** Task item **
Would you set down the data below exactly as shown?
---------- Task input ----------
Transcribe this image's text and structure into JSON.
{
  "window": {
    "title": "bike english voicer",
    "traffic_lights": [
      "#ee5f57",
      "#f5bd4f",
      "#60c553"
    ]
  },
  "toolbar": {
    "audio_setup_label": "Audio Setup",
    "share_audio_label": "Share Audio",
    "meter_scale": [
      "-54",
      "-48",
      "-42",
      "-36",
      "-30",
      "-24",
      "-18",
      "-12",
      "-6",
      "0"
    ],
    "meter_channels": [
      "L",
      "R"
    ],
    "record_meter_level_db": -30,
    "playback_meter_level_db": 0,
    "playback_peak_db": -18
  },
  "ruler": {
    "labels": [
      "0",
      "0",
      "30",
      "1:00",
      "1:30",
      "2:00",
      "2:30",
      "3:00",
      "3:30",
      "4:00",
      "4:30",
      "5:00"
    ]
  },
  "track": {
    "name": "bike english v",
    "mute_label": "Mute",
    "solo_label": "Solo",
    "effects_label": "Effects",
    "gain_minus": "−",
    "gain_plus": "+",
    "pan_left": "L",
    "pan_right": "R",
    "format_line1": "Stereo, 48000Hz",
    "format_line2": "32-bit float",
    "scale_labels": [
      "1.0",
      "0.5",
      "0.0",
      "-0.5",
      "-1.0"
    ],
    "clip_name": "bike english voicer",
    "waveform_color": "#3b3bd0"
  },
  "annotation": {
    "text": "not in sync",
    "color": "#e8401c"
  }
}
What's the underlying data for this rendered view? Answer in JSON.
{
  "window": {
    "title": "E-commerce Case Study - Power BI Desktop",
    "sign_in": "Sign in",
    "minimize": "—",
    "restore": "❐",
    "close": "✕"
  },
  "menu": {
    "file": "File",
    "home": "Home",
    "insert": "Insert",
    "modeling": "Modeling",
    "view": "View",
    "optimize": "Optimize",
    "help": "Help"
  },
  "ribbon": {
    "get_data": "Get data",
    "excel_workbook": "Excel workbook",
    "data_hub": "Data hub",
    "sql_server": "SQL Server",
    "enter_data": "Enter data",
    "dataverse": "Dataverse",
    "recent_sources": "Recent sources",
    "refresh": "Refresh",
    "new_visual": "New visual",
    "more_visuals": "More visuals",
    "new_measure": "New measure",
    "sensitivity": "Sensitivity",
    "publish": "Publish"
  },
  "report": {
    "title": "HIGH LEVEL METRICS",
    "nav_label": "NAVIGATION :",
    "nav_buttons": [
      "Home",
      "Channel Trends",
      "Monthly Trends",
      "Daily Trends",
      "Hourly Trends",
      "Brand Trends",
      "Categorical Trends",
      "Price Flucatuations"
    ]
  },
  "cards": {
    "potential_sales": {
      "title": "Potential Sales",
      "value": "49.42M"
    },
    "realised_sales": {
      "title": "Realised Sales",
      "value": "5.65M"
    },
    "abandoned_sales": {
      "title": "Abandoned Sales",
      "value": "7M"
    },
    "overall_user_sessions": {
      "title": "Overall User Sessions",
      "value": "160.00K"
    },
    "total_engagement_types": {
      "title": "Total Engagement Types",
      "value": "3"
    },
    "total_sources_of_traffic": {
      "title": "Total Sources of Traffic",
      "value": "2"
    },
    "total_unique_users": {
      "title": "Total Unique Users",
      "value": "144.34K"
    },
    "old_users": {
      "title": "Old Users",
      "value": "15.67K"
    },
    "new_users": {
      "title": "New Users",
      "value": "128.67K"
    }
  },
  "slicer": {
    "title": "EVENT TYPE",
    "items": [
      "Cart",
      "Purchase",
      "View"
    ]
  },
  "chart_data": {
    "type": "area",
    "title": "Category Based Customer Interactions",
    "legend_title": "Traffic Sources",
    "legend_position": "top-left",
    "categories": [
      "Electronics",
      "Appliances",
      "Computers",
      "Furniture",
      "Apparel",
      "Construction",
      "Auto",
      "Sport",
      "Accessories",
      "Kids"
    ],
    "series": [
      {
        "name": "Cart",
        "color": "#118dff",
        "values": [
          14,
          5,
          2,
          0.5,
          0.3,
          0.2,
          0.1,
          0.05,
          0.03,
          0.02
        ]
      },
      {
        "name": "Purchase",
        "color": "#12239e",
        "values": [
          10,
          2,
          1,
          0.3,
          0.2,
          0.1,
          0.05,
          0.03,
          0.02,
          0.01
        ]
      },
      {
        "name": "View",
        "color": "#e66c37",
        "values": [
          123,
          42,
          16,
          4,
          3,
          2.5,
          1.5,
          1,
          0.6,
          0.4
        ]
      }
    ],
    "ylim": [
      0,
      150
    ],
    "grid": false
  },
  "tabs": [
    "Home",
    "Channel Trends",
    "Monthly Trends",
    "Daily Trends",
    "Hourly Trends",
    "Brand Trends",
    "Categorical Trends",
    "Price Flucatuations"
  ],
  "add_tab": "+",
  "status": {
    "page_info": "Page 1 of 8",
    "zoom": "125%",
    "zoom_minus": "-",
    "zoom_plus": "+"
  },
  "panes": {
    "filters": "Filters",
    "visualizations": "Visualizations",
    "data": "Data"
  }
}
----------
** Task answer **
Transcribe this image's text and structure into JSON.
{
  "window": {
    "title": "bike english voicer",
    "traffic_lights": [
      "#ee5f57",
      "#f5bd4f",
      "#60c553"
    ]
  },
  "toolbar": {
    "audio_setup_label": "Audio Setup",
    "share_audio_label": "Share Audio",
    "meter_scale": [
      "-54",
      "-48",
      "-42",
      "-36",
      "-30",
      "-24",
      "-18",
      "-12",
      "-6",
      "0"
    ],
    "meter_channels": [
      "L",
      "R"
    ],
    "record_meter_level_db": -30,
    "playback_meter_level_db": 0,
    "playback_peak_db": -18
  },
  "ruler": {
    "labels": [
      "0",
      "0",
      "30",
      "1:00",
      "1:30",
      "2:00",
      "2:30",
      "3:00",
      "3:30",
      "4:00",
      "4:30",
      "5:00"
    ]
  },
  "track": {
    "name": "bike english v",
    "mute_label": "Mute",
    "solo_label": "Solo",
    "effects_label": "Effects",
    "gain_minus": "−",
    "gain_plus": "+",
    "pan_left": "L",
    "pan_right": "R",
    "format_line1": "Stereo, 48000Hz",
    "format_line2": "32-bit float",
    "scale_labels": [
      "1.0",
      "0.5",
      "0.0",
      "-0.5",
      "-1.0"
    ],
    "clip_name": "bike english voicer",
    "waveform_color": "#3b3bd0"
  },
  "annotation": {
    "text": "not in sync",
    "color": "#e8401c"
  }
}
What's the underlying data for this rendered view? Answer in JSON.
{
  "window": {
    "title": "E-commerce Case Study - Power BI Desktop",
    "sign_in": "Sign in",
    "minimize": "—",
    "restore": "❐",
    "close": "✕"
  },
  "menu": {
    "file": "File",
    "home": "Home",
    "insert": "Insert",
    "modeling": "Modeling",
    "view": "View",
    "optimize": "Optimize",
    "help": "Help"
  },
  "ribbon": {
    "get_data": "Get data",
    "excel_workbook": "Excel workbook",
    "data_hub": "Data hub",
    "sql_server": "SQL Server",
    "enter_data": "Enter data",
    "dataverse": "Dataverse",
    "recent_sources": "Recent sources",
    "refresh": "Refresh",
    "new_visual": "New visual",
    "more_visuals": "More visuals",
    "new_measure": "New measure",
    "sensitivity": "Sensitivity",
    "publish": "Publish"
  },
  "report": {
    "title": "HIGH LEVEL METRICS",
    "nav_label": "NAVIGATION :",
    "nav_buttons": [
      "Home",
      "Channel Trends",
      "Monthly Trends",
      "Daily Trends",
      "Hourly Trends",
      "Brand Trends",
      "Categorical Trends",
      "Price Flucatuations"
    ]
  },
  "cards": {
    "potential_sales": {
      "title": "Potential Sales",
      "value": "49.42M"
    },
    "realised_sales": {
      "title": "Realised Sales",
      "value": "5.65M"
    },
    "abandoned_sales": {
      "title": "Abandoned Sales",
      "value": "7M"
    },
    "overall_user_sessions": {
      "title": "Overall User Sessions",
      "value": "160.00K"
    },
    "total_engagement_types": {
      "title": "Total Engagement Types",
      "value": "3"
    },
    "total_sources_of_traffic": {
      "title": "Total Sources of Traffic",
      "value": "2"
    },
    "total_unique_users": {
      "title": "Total Unique Users",
      "value": "144.34K"
    },
    "old_users": {
      "title": "Old Users",
      "value": "15.67K"
    },
    "new_users": {
      "title": "New Users",
      "value": "128.67K"
    }
  },
  "slicer": {
    "title": "EVENT TYPE",
    "items": [
      "Cart",
      "Purchase",
      "View"
    ]
  },
  "chart_data": {
    "type": "area",
    "title": "Category Based Customer Interactions",
    "legend_title": "Traffic Sources",
    "legend_position": "top-left",
    "categories": [
      "Electronics",
      "Appliances",
      "Computers",
      "Furniture",
      "Apparel",
      "Construction",
      "Auto",
      "Sport",
      "Accessories",
      "Kids"
    ],
    "series": [
      {
        "name": "Cart",
        "color": "#118dff",
        "values": [
          14,
          5,
          2,
          0.5,
          0.3,
          0.2,
          0.1,
          0.05,
          0.03,
          0.02
        ]
      },
      {
        "name": "Purchase",
        "color": "#12239e",
        "values": [
          10,
          2,
          1,
          0.3,
          0.2,
          0.1,
          0.05,
          0.03,
          0.02,
          0.01
        ]
      },
      {
        "name": "View",
        "color": "#e66c37",
        "values": [
          123,
          42,
          16,
          4,
          3,
          2.5,
          1.5,
          1,
          0.6,
          0.4
        ]
      }
    ],
    "ylim": [
      0,
      150
    ],
    "grid": false
  },
  "tabs": [
    "Home",
    "Channel Trends",
    "Monthly Trends",
    "Daily Trends",
    "Hourly Trends",
    "Brand Trends",
    "Categorical Trends",
    "Price Flucatuations"
  ],
  "add_tab": "+",
  "status": {
    "page_info": "Page 1 of 8",
    "zoom": "125%",
    "zoom_minus": "-",
    "zoom_plus": "+"
  },
  "panes": {
    "filters": "Filters",
    "visualizations": "Visualizations",
    "data": "Data"
  }
}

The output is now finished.